So many people wanted to help. A former colleague shared job hunting guides she received upon being let go by Nokia and regularly sent me leads and encouragement. Another former colleague who transitioned to career coaching donated her time. A parent of one of the girls I coached offered me his career coaching services, too. A startup CEO met me on my last day at Ampush and introduced me to at least four new and helpful people. My closest friends became more frequent correspondents, writing, calling and texting regularly and sometimes just to let them know they were thinking of me.
I can’t finish this section without acknowledging the support my parents, kids and wife gave me. My father was convinced that I’d navigate my unemployment to a happy ending and told me so at every encounter. My kids were more attentive to my mood and situation, careful not to add to my stress. My wife became my most trusted adviser and confidant. I discussed every application, every interview, and every follow up with her. Her advice was spot-on, and she never once revealed how much my situation weighed on her. It was the most generous gift anyone has given me in years.
This isn’t just an unemployment coping tactic. I try to remind myself every day to express thanks for the good things in my life, which far outnumber the bad. With that in mind, and at the risk of forgetting some important folks, I want to thank the people who helped me become un-unemployed the most. They include Jordan Wan, Alex Adamson, David Greenburger, Mike Wheeler, Darren Squires, Will Morel, Rick Cotton, Jesse Pujji, Nick Shah, Kyle Benedetti, Emily Gates, Adonis Voulgaris, Nik Sethi, Brandon Rude, Roshni Hurt, Jon Oberlander, Ben Legg, Ilesh Patel, Scott Hannan, Aaron Kessler, Andy Rubenstein, Janine Buis, Laurie Armstrong, Liz Schaefer, Keith Ryan, Michael Downing, Rob Duboff, Jonathan Hollenberg, Dick Glover, Mitch Galbraith, Jonathan Levey, Anthony Oland, Rob Fields, Gina Mastrangelo, Father Matthew Fernan, Father Anthony Gyamerah, Father Daniel Tettedji, Deacon John Duffy, Jeff Pucillo, John Jones, Eric John, Frank Fink, Bryan Biniak, Chip Scarinzi, Jason Madhosingh, Jeremy Snead, Rich Kwon, Ed Campagna, Paul Bornstein, Mike Byowitz, Steve Kals, Jeremy Arnon, Kate O’Loughlin, Sarah Schnall, Mollie Collison, Jacqueline Collins, Michaela Collins, Cindy Collins, David Collins, and Michelle Collins.

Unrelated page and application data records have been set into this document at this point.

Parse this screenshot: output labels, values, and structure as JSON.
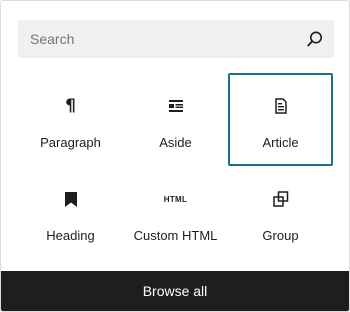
{
  "search": {
    "placeholder": "Search",
    "icon": "search-icon"
  },
  "blocks": [
    {
      "label": "Paragraph",
      "icon": "paragraph-icon",
      "selected": false
    },
    {
      "label": "Aside",
      "icon": "aside-icon",
      "selected": false
    },
    {
      "label": "Article",
      "icon": "article-icon",
      "selected": true
    },
    {
      "label": "Heading",
      "icon": "heading-bookmark-icon",
      "selected": false
    },
    {
      "label": "Custom HTML",
      "icon": "html-icon",
      "icon_text": "HTML",
      "selected": false
    },
    {
      "label": "Group",
      "icon": "group-icon",
      "selected": false
    }
  ],
  "footer": {
    "browse_all_label": "Browse all"
  },
  "colors": {
    "selected_border": "#1a6f8a",
    "footer_bg": "#1e1e1e",
    "search_bg": "#f0f0f0"
  }
}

So to become un-unemployed, remember to stand up for yourself before you separate from your employer, always remember that others have had it far worse (this includes your ancestors), find ways to keep your super powers sharp, help others, and ask others for help. Following this guidance lead me to a state of un-unemployment. That, in turn, made me a stronger, more confident and poised job applicant and helped me land the best job I’ve ever had.